Are you preparing to celebrate your 65th birthday? Has it already come and gone? Congratulations! You now qualify for Medicare.
But what exactly is Medicare? What are your coverage options? And why do you need it? We take a look at four basic facts you need to know before enrolling in Medicare coverage.
Different plans cover different benefits.
So what are your different Medicare insurance options?
Original Medicare – or Parts A and B – covers hospital and basic medical care. Once you turn 65, you will most likely be automatically enrolled in Part A.
Medicare Supplement – or Medigap – plans can help you pay for some health care costs not covered by Original Medicare.
Medicare Advantage – or Part C – is a private insurance option which covers the benefits of Parts A & B. Many Medicare Advantage plans also offer prescription drug coverage.
Lastly, a prescription drug plan – or Part D – offers coverage for different prescription medications.
The basics are required to move forward.
If you think you might want Medicare Advantage, you must first have Original Medicare, or Parts A & B. While you’ll likely be automatically enrolled in Part A once you turn 65, many individuals must actively enroll in Part B.
Medicare is different than Medicaid.
They might sound similar and both start with the letter M, but Medicare and Medicaid are very different programs.
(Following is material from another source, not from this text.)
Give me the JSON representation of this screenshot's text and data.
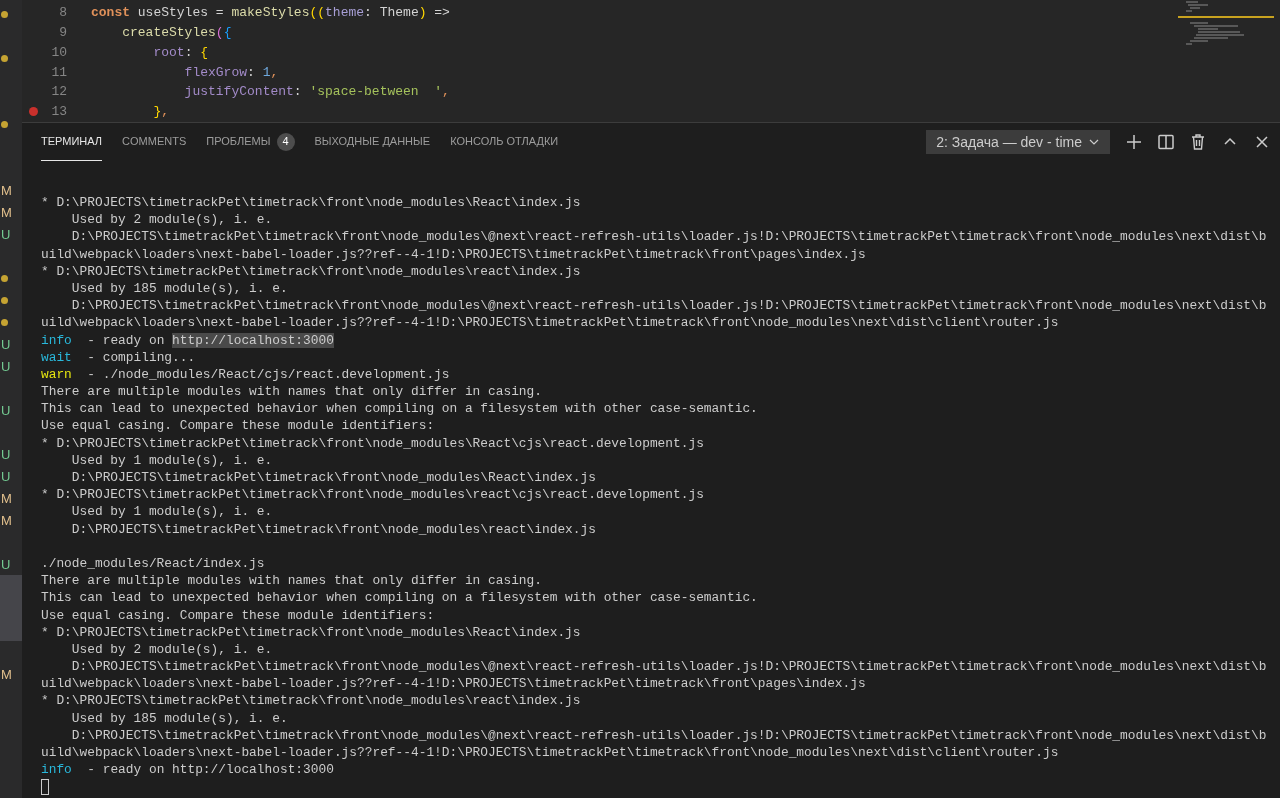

We’ve already established that Medicare is health insurance coverage for those over age 65. Medicaid is a federally-funded health insurance program mainly for individuals and families with low incomes. Pregnant women and people with disabilities may also get coverage through Medicaid.
Note your needed prescription drug coverage.
Medicare Part D offers different plan options that cover different prescription medications. If choosing a Part D plan, make note of which prescriptions you or your loved ones will need in the near future. Medicare Advantage might also offer some prescription drug coverage, so it’s important to review your specific needs before choosing between Part D plan options and Medicare Advantage.
Medicare has neither reviewed nor endorsed this information. We intend for this information to be an educational resource.